Before the Million, the grass is preserved partly by not carding turf sprints, which tend to be rougher on the course than routes are because of the fast-paced action.

Two overnight stakes, the Lazer Show and Taylor's Special, will be run later in the meet. The other turf sprints will be separate $50,000 claimers for males and females, and separate allowance races for males and females.

The conditions of the Friday feature, which goes as the eighth of 10 races, appear to suit Color Me Special and Sweet and Firm best.

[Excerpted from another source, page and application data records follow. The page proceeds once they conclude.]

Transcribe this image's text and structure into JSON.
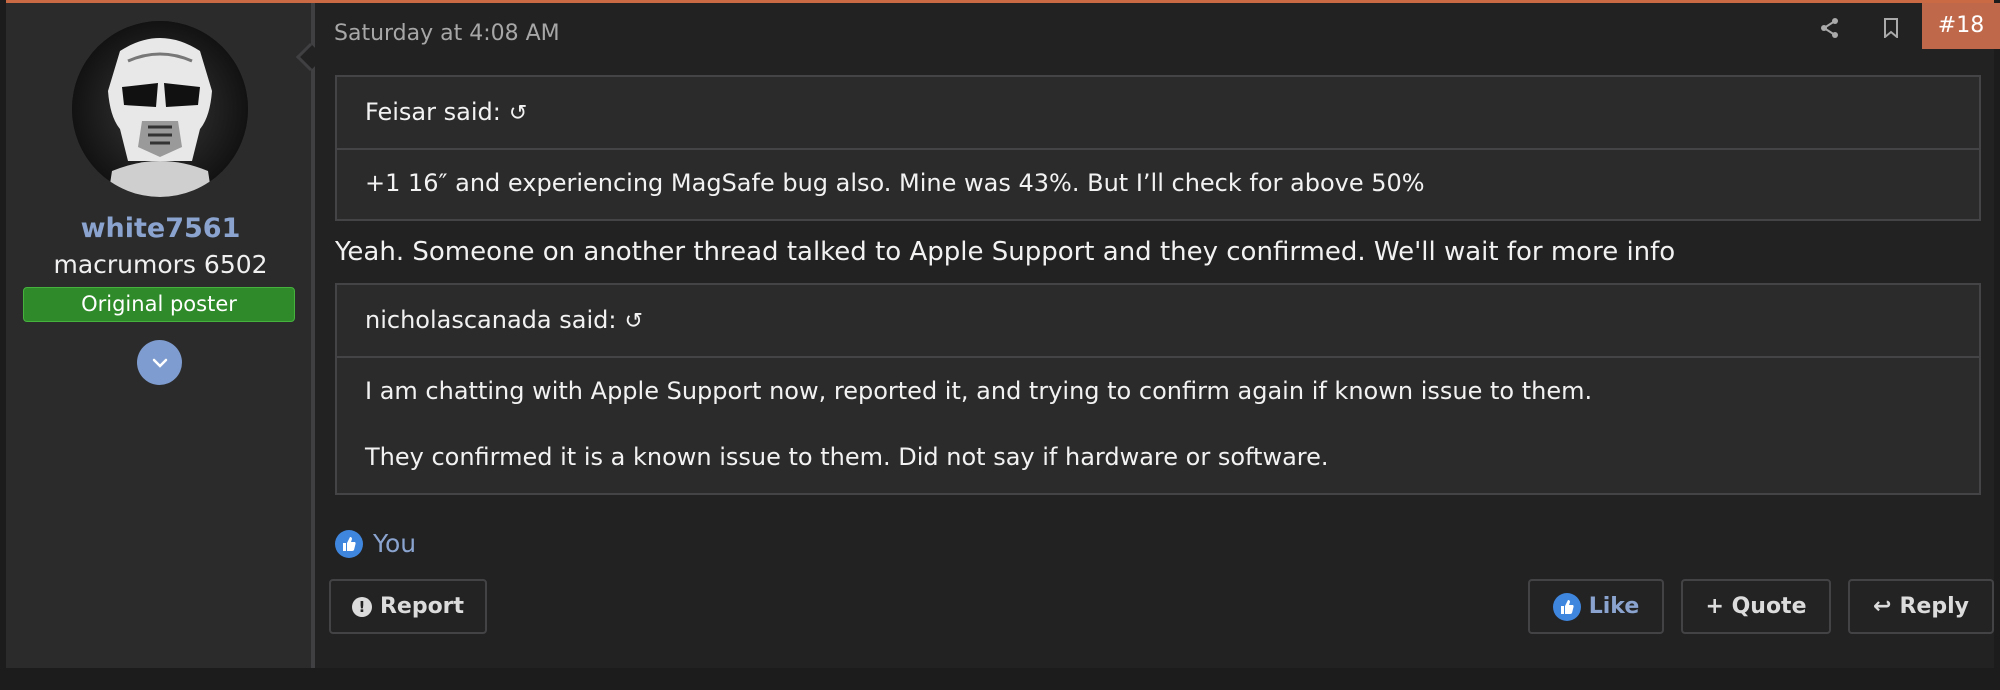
{
  "user": {
    "name": "white7561",
    "title": "macrumors 6502",
    "badge": "Original poster"
  },
  "post": {
    "date": "Saturday at 4:08 AM",
    "number": "#18",
    "quotes": [
      {
        "author": "Feisar said:",
        "back_icon": "↺",
        "lines": [
          "+1 16″ and experiencing MagSafe bug also. Mine was 43%. But I’ll check for above 50%"
        ]
      },
      {
        "author": "nicholascanada said:",
        "back_icon": "↺",
        "lines": [
          "I am chatting with Apple Support now, reported it, and trying to confirm again if known issue to them.",
          "They confirmed it is a known issue to them. Did not say if hardware or software."
        ]
      }
    ],
    "reply_text": "Yeah. Someone on another thread talked to Apple Support and they confirmed. We'll wait for more info"
  },
  "reactions": {
    "names": "You",
    "icon": "thumbs-up-icon"
  },
  "actions": {
    "report": "Report",
    "like": "Like",
    "quote": "+ Quote",
    "reply": "Reply",
    "reply_icon": "↩"
  },
  "colors": {
    "accent": "#c96a44",
    "link": "#8aa4cf",
    "badge_green": "#2f8a2a",
    "like_blue": "#3f86de"
  }
}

Color Me Special, trained by Jerry Hollendorfer, was good enough to win a high-end claiming sprint "down the hill" at Santa Anita on April 11, the day Hollendorfer claimed her. Sweet and Firm, trained by Tom Amoss, has been away for over three months, since defeating a solid group of allowance fillies in a Churchill Downs turf sprint on May 11.

Twin Set, another recent arrival from Southern California, is one more contender in a field of seven.

In the race following the feature, a $40,000 claiming race, Deer Lake, a sharp winner of a Gulfstream allowance in March, returns from a five-month layoff as the likely favorite.

Bonapaw heads short field

Bonapaw, winner of the one-mile Hanshin Handicap in his last start, is scheduled to carry highweight of 124 pounds Saturday when he turns back to six furlongs in the $100,000 Arlington Sprint Handicap.

Bonapaw, a noted sprint specialist, was asked to negotiate a mile in his last start, the July 20 Hanshin. He did so sensationally, drawing off to a sizable lead before losing it, then drawing off again to win by 2 1/4 lengths.

Bonapaw, a winner of nearly $800,000 from 32 starts, will spot his prospective rivals from five to nine pounds in the Arlington Sprint. Regular rider Gerard Melancon is scheduled to return from Louisiana to ride him again.

Only three other starters are expected to face Bonapaw: Tic N Tin, 119; Sand Ridge, 118; and Halo Cat, 115.

Bet on Sunshine, who has won or dead-heated for win in the last three runnings of the Sprint, was not nominated to the race. Trainer Paul McGee is hoping to run the 10-year-old gelding in an allowance race here next week.

Cup seats being installed

Arlington began taking on a different look this week, as workmen began a project that will add 35,000 temporary seats for the Oct. 26 Breeders' Cup. On Wednesday morning, after two days of work, the first set of temporary bleachers already were taking shape.

Arlington president Steve Sexton has said that virtually all temporary seating will probably be in place two weeks before the Breeders' Cup. One of the most important days of preparation will come Sept. 29, when the NBC broadcast team will be here to televise several BC preps.

Douglas on top

Rene Douglas, who continues to dominate the Arlington jockey standings, hit two milestones for the meet last weekend: Douglas went past the $3 million mark in purse earnings for the meet on Saturday, and by riding five winners Sunday, he hit the 100-win mark for the meeting.

Into Wednesday, Elvis Trujillo was the closest to Douglas with 57 wins, with Chris Emigh next in line with 35 wins. To break the record, Douglas will have to win at an even better clip during the final 52 programs of a 107-day meet that ends Oct. 27. Shane Sellers set the all-time Arlington record by winning 219 races during a 132-day meet in 1991.

"It gives me something to shoot for," said Douglas. "It's not impossible, so I won't rule it out yet."

The trainer standings are much closer, with Wayne Catalano having edged away to a 30-27 lead over Jerry Hollendorfer.

* There's Zealous, six-length winner of the Cigar Stakes on the Arlington Million undercard, could make his next start in the $400,000 Kentucky Cup Classic, said his trainer, McGee. The Kentucky Cup series runs Sept. 14 at Turfway Park.

* Trainer Mike Stidham sent out an impressive maiden winner Wednesday: Caucus, a 2-year-old General Meeting filly, who sped a mile in 1:37.18 in the fourth race. The runner-up, Belle of Perintown, ran well to finish five lengths behind. The third-place finisher, In Case of Wind, was another 20 1/2 lengths back.

* The first Quarter Horse race of the meet will be held Sunday, the Windy City Dash, which usually offers a purse of about $15,000. A field of 10 to 12 starters is expected.